Pacific Salmon: Ecology and Management of Western Alaska’s Populations

A Hierarchical Framework to Identify Influences on Pacific Salmon Population Abundance and Structure in the Arctic-Yukon-Kuskokwim Region

Megan V. McPhee, Mara S. Zimmerman, Terry D. Beacham, Brian R. Beckman, Jeffrey B. Olsen, Lisa W. Seeb, and William D. Templin

doi: https://doi.org/10.47886/9781934874110.ch58

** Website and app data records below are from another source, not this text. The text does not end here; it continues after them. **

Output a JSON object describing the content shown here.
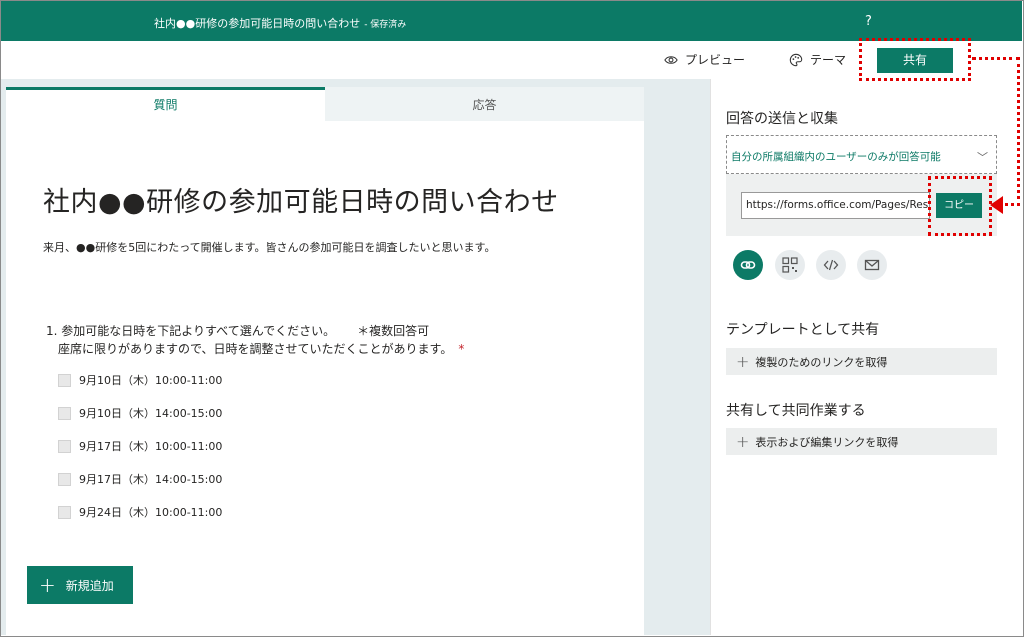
{
  "header": {
    "title": "社内●●研修の参加可能日時の問い合わせ",
    "saved_status": "- 保存済み",
    "help": "?"
  },
  "commandbar": {
    "preview": "プレビュー",
    "theme": "テーマ",
    "share": "共有"
  },
  "tabs": {
    "questions": "質問",
    "responses": "応答"
  },
  "form": {
    "title": "社内●●研修の参加可能日時の問い合わせ",
    "description": "来月、●●研修を5回にわたって開催します。皆さんの参加可能日を調査したいと思います。",
    "question": {
      "text": "1. 参加可能な日時を下記よりすべて選んでください。",
      "multi_note": "＊複数回答可",
      "subtext": "座席に限りがありますので、日時を調整させていただくことがあります。",
      "required_mark": "*",
      "options": [
        "9月10日（木）10:00-11:00",
        "9月10日（木）14:00-15:00",
        "9月17日（木）10:00-11:00",
        "9月17日（木）14:00-15:00",
        "9月24日（木）10:00-11:00"
      ]
    },
    "add_new": "新規追加"
  },
  "share_panel": {
    "send_heading": "回答の送信と収集",
    "audience_option": "自分の所属組織内のユーザーのみが回答可能",
    "url": "https://forms.office.com/Pages/ResponsePage.aspx",
    "copy": "コピー",
    "template_heading": "テンプレートとして共有",
    "duplicate_link": "複製のためのリンクを取得",
    "collab_heading": "共有して共同作業する",
    "edit_link": "表示および編集リンクを取得"
  },
  "colors": {
    "accent": "#0c7a66",
    "annotation": "#e00000"
  }
}
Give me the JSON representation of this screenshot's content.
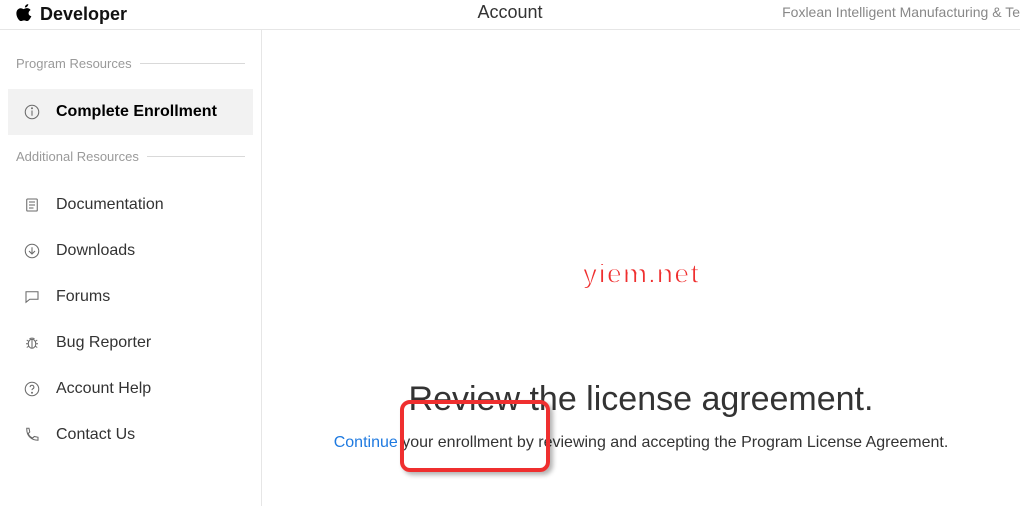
{
  "header": {
    "brand_label": "Developer",
    "title": "Account",
    "org_name": "Foxlean Intelligent Manufacturing & Te"
  },
  "sidebar": {
    "group1_label": "Program Resources",
    "group2_label": "Additional Resources",
    "enroll_label": "Complete Enrollment",
    "items": [
      {
        "label": "Documentation"
      },
      {
        "label": "Downloads"
      },
      {
        "label": "Forums"
      },
      {
        "label": "Bug Reporter"
      },
      {
        "label": "Account Help"
      },
      {
        "label": "Contact Us"
      }
    ]
  },
  "main": {
    "title": "Review the license agreement.",
    "continue_label": "Continue",
    "subtitle_rest": " your enrollment by reviewing and accepting the Program License Agreement."
  },
  "watermark": "yiem.net"
}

Abstract.—The causes of spatial and temporal variation in Pacific salmon abundance are poorly understood. An additional challenge in the Arctic-Yukon-Kuskokwim (AYK) region is the expansive and remote nature of salmon habitat. In this paper, the authors discuss a hierarchical framework that may prove helpful in identifying key variables regulating Pacific salmon abundance. The hierarchical framework considers processes that act at multiple scales of space and time, identifies generalizations across scales, and considers interactions among variables operating at different scales. This framework is used to address three overarching questions for the AYK region: 1) What are the important units of focus for conservation and management? 2) What are the factors that control abundance and connectivity of these units? 3) How can these two questions be integrated to better understand and manage Pacific salmon? Genetic and ecotypic units are organized hierarchically in space and time. Genetic units of AYK salmon have been identified at a local level among tributaries in the Yukon and Kuskokwim drainages, the Norton Sound, and at a regional level where all species share similar genetic discontinuities. Ecotypic units are habitat-organismal trait associations characteristic of Pacific salmon, but are not well documented for AYK stocks. The processes controlling abundance and connectivity among these units also occur at multiple hierarchical levels with respect to life history, space, and time. Identifying the scale at which processes or interaction among processes have the largest relative impact on salmon recruitment will be critical to effectively managing Pacific salmon. Four feasible lines of study proposed for gathering informative data from the expansive and remote AYK region include: (1) a spatial comparison between habitat and spawning populations, (2) a comparison of mortality as related to life history diversity, (3) compilation of existing migration data to explain patterns in migration timing, and (4) coordination of genetic data to test hypotheses regarding population structure. Use of existing long-term data and coordination of ongoing research efforts should be of high importance for AYK biologists and managers.